Creative agency Heimat Berlin used images of lettering graffitied onto the Berlin Wall to create this typeface commemorating the 30th anniversary of the fall of the barrier separating East and West Berlin.
The organisation, which is committed to integration and violence prevention, as well as the prevention of discrimination and inequalities in society, released the typeface as an online tool so users can generate their own messages.
The typeface comprises images of every letter in the Latin alphabet that are taken directly from the wall, which divided Soviet-controlled East Berlin and capitalist west Berlin during the Cold War.
Construction of the Wall commenced in 1961 and it formed part of the border between East and West Germany until a revolution prompted its demolition, which began on 9 November 1989.
In 2014, the 25th anniversary of the fall of the Berlin Wall was marked by the temporary installation of 8,000 glowing balloons along its former route.
During the 1980s, in particular, the West Berlin side of the Wall became a popular canvas for street artists, who covered it in graffiti and murals that were often overtly political.
"Street art and iconic design can have a dramatic impact on culture, and creating a campaign to celebrate freedom and warn about division to mark this important anniversary was very meaningful to us," said Matthias Storah, chief communications officer at Heimat Berlin.
"We hope that this project will help remind audiences of our hard-won freedoms, which we must cherish and enjoy."
The studio chose to commemorate the anniversary by "giving the Wall a voice", in the form of the online tool, which can be used to express messages about the importance of freedom in today's society.
The typeface can be downloaded for home use, or can be used to generate text directly on the Voice of the Wall website.

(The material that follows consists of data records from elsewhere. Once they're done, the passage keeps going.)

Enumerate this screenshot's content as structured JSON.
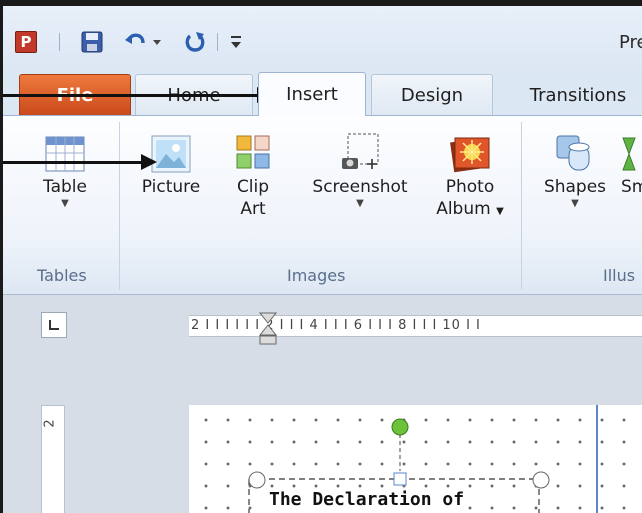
{
  "window": {
    "app_logo": "P",
    "title_fragment": "Pre"
  },
  "tabs": [
    {
      "label": "File"
    },
    {
      "label": "Home"
    },
    {
      "label": "Insert"
    },
    {
      "label": "Design"
    },
    {
      "label": "Transitions"
    }
  ],
  "active_tab": "Insert",
  "ribbon": {
    "tables_group": {
      "label": "Tables",
      "table_button": "Table"
    },
    "images_group": {
      "label": "Images",
      "picture_button": "Picture",
      "clipart_button_line1": "Clip",
      "clipart_button_line2": "Art",
      "screenshot_button": "Screenshot",
      "photoalbum_line1": "Photo",
      "photoalbum_line2": "Album"
    },
    "illustrations_group": {
      "label": "Illus",
      "shapes_button": "Shapes",
      "smartart_button": "Sm"
    }
  },
  "rulers": {
    "horizontal": "2 I I I  I I I 2 I I I 4 I I I 6 I I I 8 I I I 10 I I",
    "vertical_label": "2"
  },
  "slide": {
    "textbox_text": "The Declaration of"
  },
  "icons": {
    "app": "powerpoint-logo-icon",
    "save": "save-icon",
    "undo": "undo-icon",
    "redo": "redo-icon",
    "customize": "customize-qat-icon",
    "table": "table-icon",
    "picture": "picture-icon",
    "clipart": "clipart-icon",
    "screenshot": "screenshot-icon",
    "photoalbum": "photo-album-icon",
    "shapes": "shapes-icon",
    "smartart": "smartart-icon",
    "tab_selector": "tab-selector-icon"
  },
  "colors": {
    "file_tab": "#d0501f",
    "ribbon_bg": "#eef3fa",
    "guide_line": "#5b86c4",
    "rotate_handle": "#6cc23a"
  }
}
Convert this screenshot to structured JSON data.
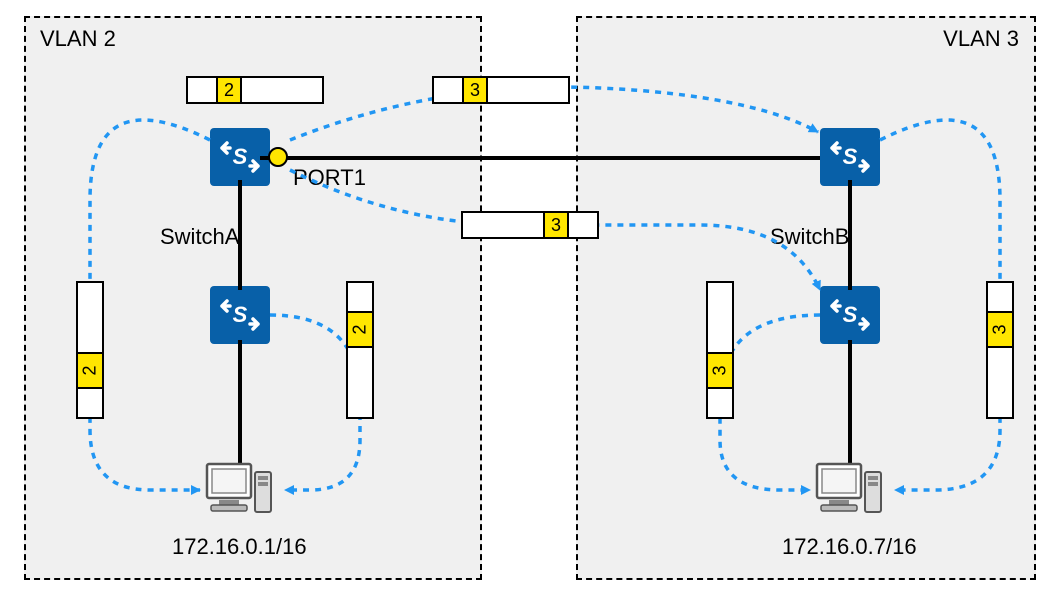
{
  "vlan_left": {
    "title": "VLAN 2",
    "host_ip": "172.16.0.1/16"
  },
  "vlan_right": {
    "title": "VLAN 3",
    "host_ip": "172.16.0.7/16"
  },
  "switch_a": {
    "label": "SwitchA",
    "port1_label": "PORT1"
  },
  "switch_b": {
    "label": "SwitchB"
  },
  "frames": {
    "top_left_tag": "2",
    "top_right_tag": "3",
    "mid_right_tag": "3",
    "left_v1_tag": "2",
    "left_v2_tag": "2",
    "right_v1_tag": "3",
    "right_v2_tag": "3"
  }
}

These messages can then be shared using social media, and will be collected for compilation in a book.
The campaign also includes a film made to evoke the struggles faced by those living in the segregated city. A soundtrack featuring sirens, dogs barking and gunshots combines with a voiceover that gives a perspective from the Wall's point of view.
The film ends with the message: "Division is freedom's biggest threat. Let's fight against it."